With the nation’s eyes on ongoing protests for racial justice (not to mention a seemingly endless public health crisis), last week President Trump signed an executive order that would waive key requirements of the National Environmental Policy Act (NEPA).

The landmark 1970 law requires federal agencies to consider the environmental impacts of proposed federal actions and projects, including the construction of major highways, airports, oil and gas drilling, and pipelines. Trump’s new executive order relaxes the law’s requirement that major new infrastructure and energy projects undergo environmental reviews to ensure they will not significantly harm the environment and nearby public. (Industry representatives often blame the environmental impact statements required by the law for the extensive delay of permit approvals.)

“From the beginning of my Administration, I have focused on reforming and streamlining an outdated regulatory system that has held back our economy with needless paperwork and costly delays,” Trump wrote in the executive order. “The need for continued progress in this streamlining effort is all the more acute now, due to the ongoing economic crisis.”

But the president’s desire to suppress the 50-year-old law long predates the coronavirus-fueled recession.

Early this year, the Trump administration announced plans to overhaul key elements of the law, including by limiting requests for community input prior project approval, disregarding project alternatives, and shortening the deadline for environmental impact statements and environmental assessments. Pollution-burdened communities have long leveraged NEPA as a defense mechanism to protect their health and the environment — examples include the fights against the controversial Keystone XL pipeline and the expansion of the 710 freeway in Long Beach, California.

The new order promotes a quicker permit approval process on these kinds of projects by invoking a section of federal law that allows individual government agencies to use their own emergency authorities to bypass environmental requirements. Trump’s order weakens standard environmental review requirements not just in NEPA, but also in the Endangered Species Act and Clean Water Act.

Even before Trump declared the novel coronavirus outbreak a national emergency, the White House Council on Environmental Quality held two public hearings in Denver, Colorado, and Washington, D.C., to gather feedback on Trump’s initial proposal to overhaul NEPA in ways that would speed up projects and de-emphasize environmental reviews. Students, construction workers, university professors, and grassroots activists testified before a panel of expressionless White House officials, testifying that NEPA’s requirements are vital for their safety, health, and the environment.

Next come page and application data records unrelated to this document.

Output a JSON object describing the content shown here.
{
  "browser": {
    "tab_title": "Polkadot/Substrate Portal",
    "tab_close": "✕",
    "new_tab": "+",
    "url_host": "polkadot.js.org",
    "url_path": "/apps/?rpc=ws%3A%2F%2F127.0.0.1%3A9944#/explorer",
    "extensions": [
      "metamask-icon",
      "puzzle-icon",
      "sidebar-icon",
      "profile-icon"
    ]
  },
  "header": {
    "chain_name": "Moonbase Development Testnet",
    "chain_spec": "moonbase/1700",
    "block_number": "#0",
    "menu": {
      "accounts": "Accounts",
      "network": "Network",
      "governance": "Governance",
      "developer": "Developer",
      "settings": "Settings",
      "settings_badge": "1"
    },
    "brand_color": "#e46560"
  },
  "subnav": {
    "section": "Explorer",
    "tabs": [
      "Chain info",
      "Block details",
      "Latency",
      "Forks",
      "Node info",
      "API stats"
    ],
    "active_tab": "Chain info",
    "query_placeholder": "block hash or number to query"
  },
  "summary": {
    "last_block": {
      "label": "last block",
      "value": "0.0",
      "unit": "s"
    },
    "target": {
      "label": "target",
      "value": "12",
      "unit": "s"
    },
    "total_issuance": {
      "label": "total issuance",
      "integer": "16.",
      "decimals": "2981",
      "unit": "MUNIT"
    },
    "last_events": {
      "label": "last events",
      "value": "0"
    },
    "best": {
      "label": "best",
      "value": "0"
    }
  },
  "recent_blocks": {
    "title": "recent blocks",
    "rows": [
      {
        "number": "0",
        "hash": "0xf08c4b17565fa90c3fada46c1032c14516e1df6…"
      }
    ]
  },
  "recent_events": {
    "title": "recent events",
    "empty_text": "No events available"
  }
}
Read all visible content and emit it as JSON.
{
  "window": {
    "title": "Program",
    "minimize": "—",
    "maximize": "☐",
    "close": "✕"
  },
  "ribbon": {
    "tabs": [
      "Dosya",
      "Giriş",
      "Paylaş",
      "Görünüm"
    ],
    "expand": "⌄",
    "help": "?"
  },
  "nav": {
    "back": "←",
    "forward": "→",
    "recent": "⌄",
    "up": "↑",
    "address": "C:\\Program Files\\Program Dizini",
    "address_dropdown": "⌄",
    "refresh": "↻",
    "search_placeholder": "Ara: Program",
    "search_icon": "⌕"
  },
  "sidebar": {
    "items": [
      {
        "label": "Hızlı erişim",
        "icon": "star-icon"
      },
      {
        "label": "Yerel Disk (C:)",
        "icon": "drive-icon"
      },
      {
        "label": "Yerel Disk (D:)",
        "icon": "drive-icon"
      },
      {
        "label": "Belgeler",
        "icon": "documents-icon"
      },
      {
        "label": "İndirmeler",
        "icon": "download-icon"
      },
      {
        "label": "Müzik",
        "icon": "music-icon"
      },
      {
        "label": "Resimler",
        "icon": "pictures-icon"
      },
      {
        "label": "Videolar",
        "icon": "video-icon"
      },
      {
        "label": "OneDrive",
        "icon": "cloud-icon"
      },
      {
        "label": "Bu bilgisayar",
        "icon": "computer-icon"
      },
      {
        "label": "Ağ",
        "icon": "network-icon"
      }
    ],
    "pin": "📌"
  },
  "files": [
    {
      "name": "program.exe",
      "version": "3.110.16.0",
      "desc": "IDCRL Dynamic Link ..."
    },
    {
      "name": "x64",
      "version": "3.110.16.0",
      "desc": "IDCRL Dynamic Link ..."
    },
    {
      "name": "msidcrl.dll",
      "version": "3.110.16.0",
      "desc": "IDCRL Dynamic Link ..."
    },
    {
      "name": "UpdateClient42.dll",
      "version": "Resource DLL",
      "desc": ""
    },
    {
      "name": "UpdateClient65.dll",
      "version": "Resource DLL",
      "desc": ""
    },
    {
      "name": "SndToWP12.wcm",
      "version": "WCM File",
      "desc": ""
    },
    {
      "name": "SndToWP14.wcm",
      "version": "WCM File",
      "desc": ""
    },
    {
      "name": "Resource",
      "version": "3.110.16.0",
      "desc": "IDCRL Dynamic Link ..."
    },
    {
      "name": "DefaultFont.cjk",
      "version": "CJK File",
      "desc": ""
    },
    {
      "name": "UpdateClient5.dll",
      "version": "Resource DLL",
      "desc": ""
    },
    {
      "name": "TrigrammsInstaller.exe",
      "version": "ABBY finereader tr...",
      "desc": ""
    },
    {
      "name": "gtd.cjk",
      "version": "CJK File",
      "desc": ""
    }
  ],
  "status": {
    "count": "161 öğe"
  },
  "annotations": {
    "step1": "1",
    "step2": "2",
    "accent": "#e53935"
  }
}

Anthony Victoria Midence and other environmental advocates in California’s Inland Empire, a region that experiences some of the country’s worst smog, have united environmental and labor groups to fight a controversial airport expansion that the government’s own assessment shows would add one ton of pollution to the region’s air each day. The groups invoked NEPA to mount a legal challenge to the Federal Aviation Administration’s approval of the project’s permits. Trump’s new executive order would have stymied their efforts, according to Victoria Midence, who is the community director for the Center for Community Action and Environmental Justice, a local social justice group.

“It’s clear that the Trump administration is willing to sacrifice working people of color for the benefit of industry,” he told Grist. “This latest move by Trump further demonstrates that he does not care about black and brown lives.”

The new executive order comes on the heels of the Environmental Protection Agency (EPA) finalizing a rule last week that will make it much more difficult for states, tribes, and the public to protest or block pipelines and other projects that could pollute the air and water systems. The decision, which overturns a 50-year-old understanding of the Clean Water Act, would set a strict one-year deadline for states and tribes to approve or deny proposed projects such as pipelines, dams, or fossil fuel plants.

Trump also signed another executive order last month that allows several federal agency heads to weaken regulatory requirements “that may inhibit economic recovery.” The move prompted the EPA to alert the fossil fuel industry that it could suspend enforcement of certain environmental laws, including those that require the gathering of public input on projects and the monitoring of air pollution levels.

“We need to place people over profit,” Victoria Midence told Grist. “As we suffer through this pandemic with the fear that our lungs and heart are already compromised because of diesel pollution, Trump is removing perhaps the last protections we have to raise our voices and demand environmental justice.”